She retired from UCLA after a 35-year career as a library professional. Claire earned her master’s in history from the University of Nevada Las Vegas and her MBA from UCLA.
As she prepares to pass the torch to a new JASNA president at the end of the year, Claire shares her favorite experiences, the changes and challenges she’s overseen, and her hopes for JASNA’s future.
What have you enjoyed most about your tenure as JASNA president?
The JASNA president has many jobs: Signing contracts, investigating insurance, writing business letters, planning JASNA tours, participating in committee work, overseeing the AGMs and directing the business of the JASNA board
What were the biggest changes you have overseen so far?
Three especially beneficial changes for members have taken place during the last four years:
2) The development and launch of a new membership management system and the change in the membership period. It is hard to believe but, until 2016, JASNA’s membership information (nearly 5,000 entries) was handled with an Excel spreadsheet. Now that we have a system that will send automated renewal notices and allow people to update their own demographic information, we have been able to extend membership for a full year from the day that person joins, and we no longer need to make everyone’s expiration date the same day. Under the old system, whether you joined in October or May, your membership expired in August.
3) The change to national-dues only. Since JASNA’s inception, there was confusion among members between local region dues and national dues. People often paid one of them, thinking it represented dues for both. This confusion sometimes created ill-feeling. JASNA has eliminated local region membership dues by setting up a dues-sharing program with the regions.
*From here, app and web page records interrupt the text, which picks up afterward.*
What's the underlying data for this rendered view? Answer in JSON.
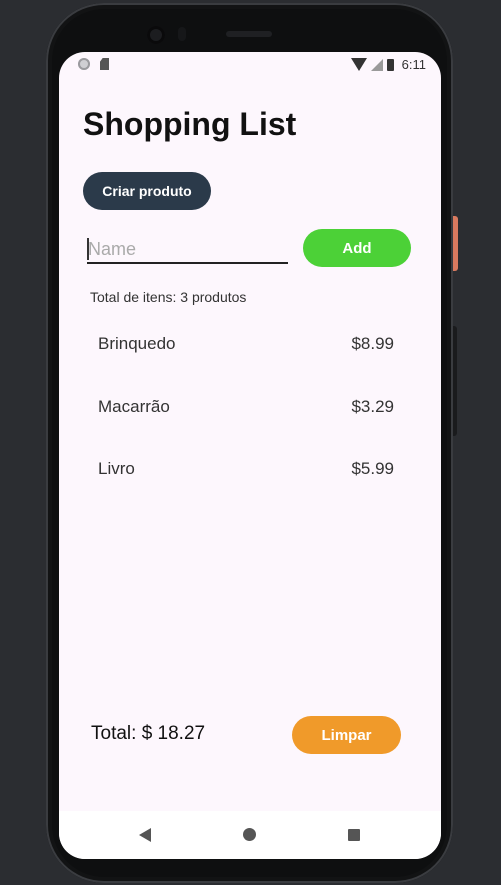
{
  "status_bar": {
    "time": "6:11"
  },
  "app": {
    "title": "Shopping List",
    "create_button": "Criar produto",
    "name_input": {
      "value": "",
      "placeholder": "Name"
    },
    "add_button": "Add",
    "items_count_text": "Total de itens: 3 produtos",
    "items": [
      {
        "name": "Brinquedo",
        "price": "$8.99"
      },
      {
        "name": "Macarrão",
        "price": "$3.29"
      },
      {
        "name": "Livro",
        "price": "$5.99"
      }
    ],
    "total_text": "Total: $ 18.27",
    "clear_button": "Limpar"
  },
  "colors": {
    "create_button": "#2b3a4a",
    "add_button": "#4cd137",
    "clear_button": "#f09a2a",
    "screen_bg": "#fdf7fd"
  }
}
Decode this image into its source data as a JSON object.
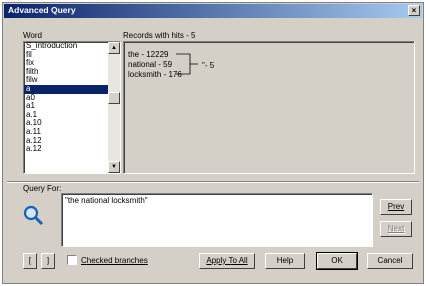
{
  "window": {
    "title": "Advanced Query",
    "close": "×"
  },
  "word_label": "Word",
  "records_label": "Records with hits - 5",
  "words": [
    "S_introduction",
    "fil",
    "fix",
    "filth",
    "filw",
    "a",
    "a0",
    "a1",
    "a.1",
    "a.10",
    "a.11",
    "a.12",
    "a.12"
  ],
  "selected_word_index": 5,
  "records": {
    "lines": [
      "the - 12229",
      "national - 59",
      "locksmith - 176"
    ],
    "result": "\"- 5"
  },
  "query_label": "Query For:",
  "query_text": "\"the national locksmith\"",
  "buttons": {
    "prev": "Prev",
    "next": "Next",
    "left": "[",
    "right": "]",
    "checked_branches": "Checked branches",
    "apply_to_all": "Apply To All",
    "help": "Help",
    "ok": "OK",
    "cancel": "Cancel"
  },
  "icons": {
    "search": "magnifier-icon"
  }
}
Ten dollars of the dues each member pays to the national organization are now returned each year to the member’s primary region to help support local programs. [Visit the JASNA member portal to designate your primary region, if you haven’t done so already.]
What are you proudest of?
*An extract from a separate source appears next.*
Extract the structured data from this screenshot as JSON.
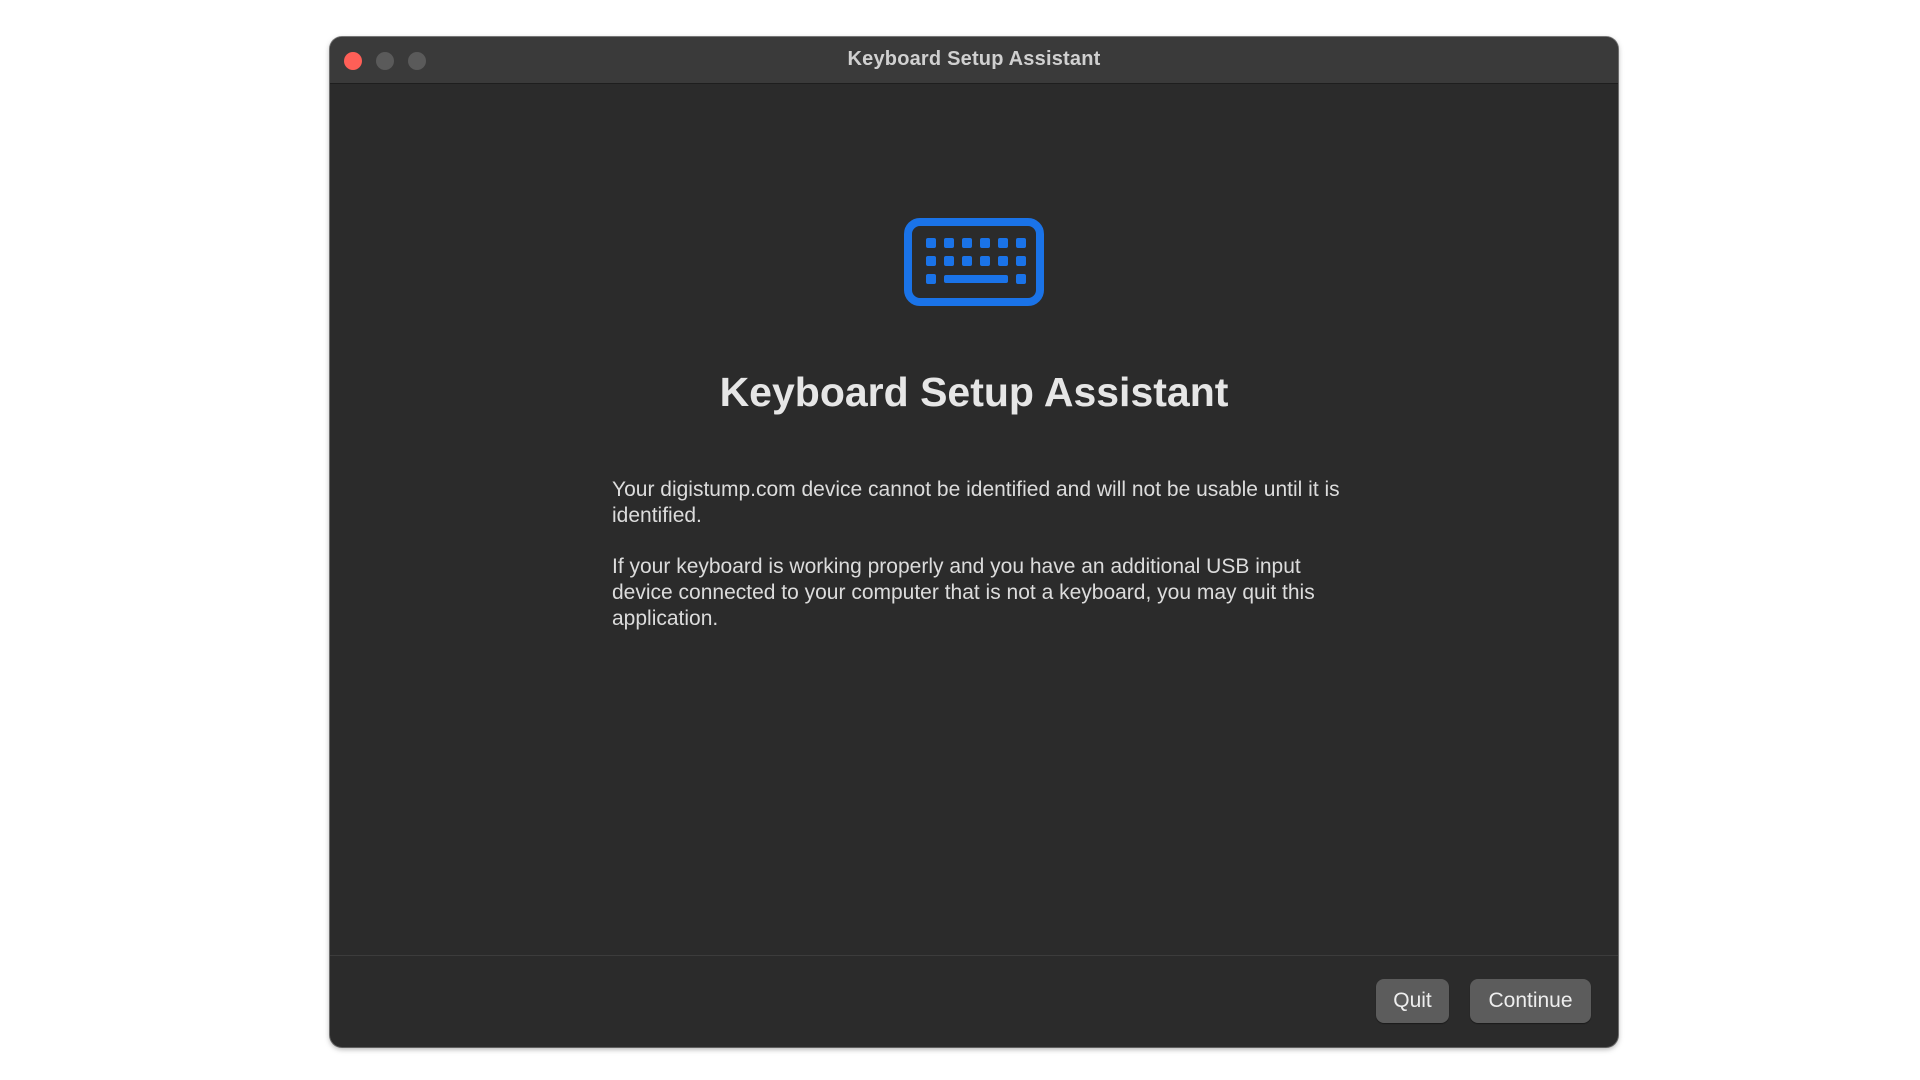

I am very proud of the steps JASNA staff have taken to bring our organization into the 21st century. I cannot take credit for any of the technical expertise that has gotten us there. But I hope I can take a little credit for clearing the decks and making it possible for those with the expertise to move forward with the projects.
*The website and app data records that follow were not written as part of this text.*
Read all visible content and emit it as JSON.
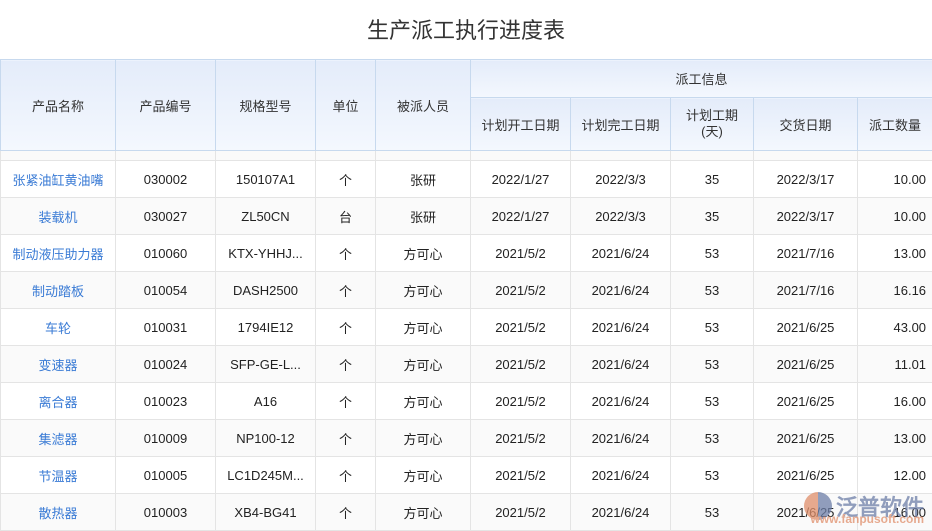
{
  "title": "生产派工执行进度表",
  "headers": {
    "name": "产品名称",
    "code": "产品编号",
    "spec": "规格型号",
    "unit": "单位",
    "person": "被派人员",
    "group": "派工信息",
    "start": "计划开工日期",
    "end": "计划完工日期",
    "days": "计划工期(天)",
    "delivery": "交货日期",
    "qty": "派工数量"
  },
  "rows": [
    [
      "张紧油缸黄油嘴",
      "030002",
      "150107A1",
      "个",
      "张研",
      "2022/1/27",
      "2022/3/3",
      "35",
      "2022/3/17",
      "10.00"
    ],
    [
      "装载机",
      "030027",
      "ZL50CN",
      "台",
      "张研",
      "2022/1/27",
      "2022/3/3",
      "35",
      "2022/3/17",
      "10.00"
    ],
    [
      "制动液压助力器",
      "010060",
      "KTX-YHHJ...",
      "个",
      "方可心",
      "2021/5/2",
      "2021/6/24",
      "53",
      "2021/7/16",
      "13.00"
    ],
    [
      "制动踏板",
      "010054",
      "DASH2500",
      "个",
      "方可心",
      "2021/5/2",
      "2021/6/24",
      "53",
      "2021/7/16",
      "16.16"
    ],
    [
      "车轮",
      "010031",
      "1794IE12",
      "个",
      "方可心",
      "2021/5/2",
      "2021/6/24",
      "53",
      "2021/6/25",
      "43.00"
    ],
    [
      "变速器",
      "010024",
      "SFP-GE-L...",
      "个",
      "方可心",
      "2021/5/2",
      "2021/6/24",
      "53",
      "2021/6/25",
      "11.01"
    ],
    [
      "离合器",
      "010023",
      "A16",
      "个",
      "方可心",
      "2021/5/2",
      "2021/6/24",
      "53",
      "2021/6/25",
      "16.00"
    ],
    [
      "集滤器",
      "010009",
      "NP100-12",
      "个",
      "方可心",
      "2021/5/2",
      "2021/6/24",
      "53",
      "2021/6/25",
      "13.00"
    ],
    [
      "节温器",
      "010005",
      "LC1D245M...",
      "个",
      "方可心",
      "2021/5/2",
      "2021/6/24",
      "53",
      "2021/6/25",
      "12.00"
    ],
    [
      "散热器",
      "010003",
      "XB4-BG41",
      "个",
      "方可心",
      "2021/5/2",
      "2021/6/24",
      "53",
      "2021/6/25",
      "16.00"
    ]
  ],
  "watermark": {
    "brand": "泛普软件",
    "url": "www.fanpusoft.com"
  }
}
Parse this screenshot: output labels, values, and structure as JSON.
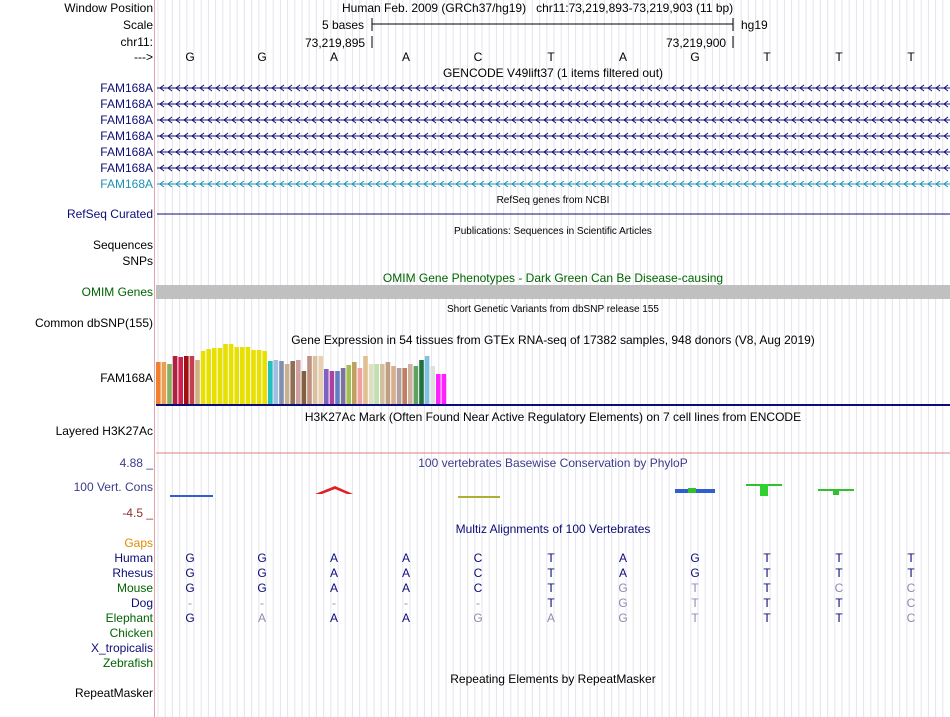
{
  "header": {
    "window_position_label": "Window Position",
    "scale_label": "Scale",
    "chrom_label": "chr11:",
    "strand_label": "--->",
    "assembly_text": "Human Feb. 2009 (GRCh37/hg19)",
    "position_text": "chr11:73,219,893-73,219,903 (11 bp)",
    "scale_text": "5 bases",
    "db_text": "hg19",
    "coord_left": "73,219,895",
    "coord_right": "73,219,900"
  },
  "bases": [
    "G",
    "G",
    "A",
    "A",
    "C",
    "T",
    "A",
    "G",
    "T",
    "T",
    "T"
  ],
  "gencode": {
    "title": "GENCODE V49lift37 (1 items filtered out)",
    "items": [
      {
        "label": "FAM168A",
        "color": "#0c0c78"
      },
      {
        "label": "FAM168A",
        "color": "#0c0c78"
      },
      {
        "label": "FAM168A",
        "color": "#0c0c78"
      },
      {
        "label": "FAM168A",
        "color": "#0c0c78"
      },
      {
        "label": "FAM168A",
        "color": "#0c0c78"
      },
      {
        "label": "FAM168A",
        "color": "#0c0c78"
      },
      {
        "label": "FAM168A",
        "color": "#1e90b4"
      }
    ]
  },
  "refseq": {
    "title": "RefSeq genes from NCBI",
    "label": "RefSeq Curated",
    "color": "#0c0c78"
  },
  "publications": {
    "title": "Publications: Sequences in Scientific Articles",
    "label1": "Sequences",
    "label2": "SNPs"
  },
  "omim": {
    "title": "OMIM Gene Phenotypes - Dark Green Can Be Disease-causing",
    "label": "OMIM Genes",
    "color": "#006400"
  },
  "dbsnp": {
    "title": "Short Genetic Variants from dbSNP release 155",
    "label": "Common dbSNP(155)"
  },
  "gtex": {
    "title": "Gene Expression in 54 tissues from GTEx RNA-seq of 17382 samples, 948 donors (V8, Aug 2019)",
    "label": "FAM168A",
    "bar_heights": [
      0.42,
      0.42,
      0.4,
      0.48,
      0.47,
      0.48,
      0.48,
      0.44,
      0.53,
      0.55,
      0.56,
      0.56,
      0.6,
      0.6,
      0.57,
      0.57,
      0.57,
      0.54,
      0.54,
      0.53,
      0.43,
      0.44,
      0.43,
      0.4,
      0.43,
      0.44,
      0.33,
      0.48,
      0.48,
      0.48,
      0.35,
      0.33,
      0.33,
      0.36,
      0.39,
      0.42,
      0.36,
      0.48,
      0.4,
      0.4,
      0.4,
      0.42,
      0.38,
      0.36,
      0.36,
      0.4,
      0.38,
      0.44,
      0.48,
      0.38,
      0.3,
      0.3
    ],
    "bar_colors": [
      "#f08030",
      "#e8a050",
      "#88b060",
      "#b02040",
      "#d02050",
      "#a01010",
      "#c04050",
      "#d0b080",
      "#e8e000",
      "#e8e000",
      "#e8e000",
      "#e8e000",
      "#e8e000",
      "#e8e000",
      "#e8e000",
      "#e8e000",
      "#e8e000",
      "#e8e000",
      "#e8e000",
      "#e8e000",
      "#20c0c0",
      "#a0c0e0",
      "#8090b0",
      "#c8b090",
      "#8f6f50",
      "#d0a0a0",
      "#806040",
      "#c09080",
      "#d8c0a0",
      "#e8d0b0",
      "#8060c0",
      "#b040a0",
      "#6080c0",
      "#8070a0",
      "#a0c050",
      "#c0a060",
      "#f0a0a0",
      "#e0c090",
      "#e0e0c0",
      "#c0e0b0",
      "#d0c0a0",
      "#c0a080",
      "#d8b090",
      "#b0a0a0",
      "#c08060",
      "#d0b0a0",
      "#60a060",
      "#207040",
      "#80c0e0",
      "#e0e0e0",
      "#ff20ff",
      "#ff20ff"
    ]
  },
  "h3k27ac": {
    "title": "H3K27Ac Mark (Often Found Near Active Regulatory Elements) on 7 cell lines from ENCODE",
    "label": "Layered H3K27Ac"
  },
  "phylop": {
    "title": "100 vertebrates Basewise Conservation by PhyloP",
    "label": "100 Vert. Cons",
    "max_label": "4.88 _",
    "min_label": "-4.5 _",
    "color": "#3c3c8c",
    "min_color": "#8b2f2f"
  },
  "multiz": {
    "title": "Multiz Alignments of 100 Vertebrates",
    "gaps_label": "Gaps",
    "gaps_color": "#e08a00",
    "species": [
      {
        "name": "Human",
        "color": "#0c0c78",
        "bases": [
          "G",
          "G",
          "A",
          "A",
          "C",
          "T",
          "A",
          "G",
          "T",
          "T",
          "T"
        ],
        "dim": [
          0,
          0,
          0,
          0,
          0,
          0,
          0,
          0,
          0,
          0,
          0
        ]
      },
      {
        "name": "Rhesus",
        "color": "#0c0c78",
        "bases": [
          "G",
          "G",
          "A",
          "A",
          "C",
          "T",
          "A",
          "G",
          "T",
          "T",
          "T"
        ],
        "dim": [
          0,
          0,
          0,
          0,
          0,
          0,
          0,
          0,
          0,
          0,
          0
        ]
      },
      {
        "name": "Mouse",
        "color": "#006400",
        "bases": [
          "G",
          "G",
          "A",
          "A",
          "C",
          "T",
          "G",
          "T",
          "T",
          "C",
          "C"
        ],
        "dim": [
          0,
          0,
          0,
          0,
          0,
          0,
          1,
          1,
          0,
          1,
          1
        ]
      },
      {
        "name": "Dog",
        "color": "#0c0c78",
        "bases": [
          "-",
          "-",
          "-",
          "-",
          "-",
          "T",
          "G",
          "T",
          "T",
          "T",
          "C"
        ],
        "dim": [
          1,
          1,
          1,
          1,
          1,
          0,
          1,
          1,
          0,
          0,
          1
        ]
      },
      {
        "name": "Elephant",
        "color": "#006400",
        "bases": [
          "G",
          "A",
          "A",
          "A",
          "G",
          "A",
          "G",
          "T",
          "T",
          "T",
          "C"
        ],
        "dim": [
          0,
          1,
          0,
          0,
          1,
          1,
          1,
          1,
          0,
          0,
          1
        ]
      },
      {
        "name": "Chicken",
        "color": "#006400",
        "bases": [],
        "dim": []
      },
      {
        "name": "X_tropicalis",
        "color": "#0c0c78",
        "bases": [],
        "dim": []
      },
      {
        "name": "Zebrafish",
        "color": "#006400",
        "bases": [],
        "dim": []
      }
    ]
  },
  "repeatmasker": {
    "title": "Repeating Elements by RepeatMasker",
    "label": "RepeatMasker"
  }
}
What have been the biggest challenges?
While it can be challenging to lead an all-volunteer organization, those who participate in JASNA governance are so committed that it is a delight to collaborate with them. So that is not the biggest challenge, but it is the best challenge.
Where would you like to see JASNA be in the next decade?
JASNA’s membership has grown dramatically in the last five years, in part because of the 200th anniversaries of the publications of the six novels and the death of Jane Austen. JASNA’s ability to retain members depends on its ability to keep up with technological developments that appeal to younger members while making sure we provide all members with the services they most need. I hope that JASNA will continue to find meaningful ways to bring Jane Austen’s writing into people’s lives. I do not necessarily believe we must always be growing larger, but I do think that we must never lose sight of the written word of Jane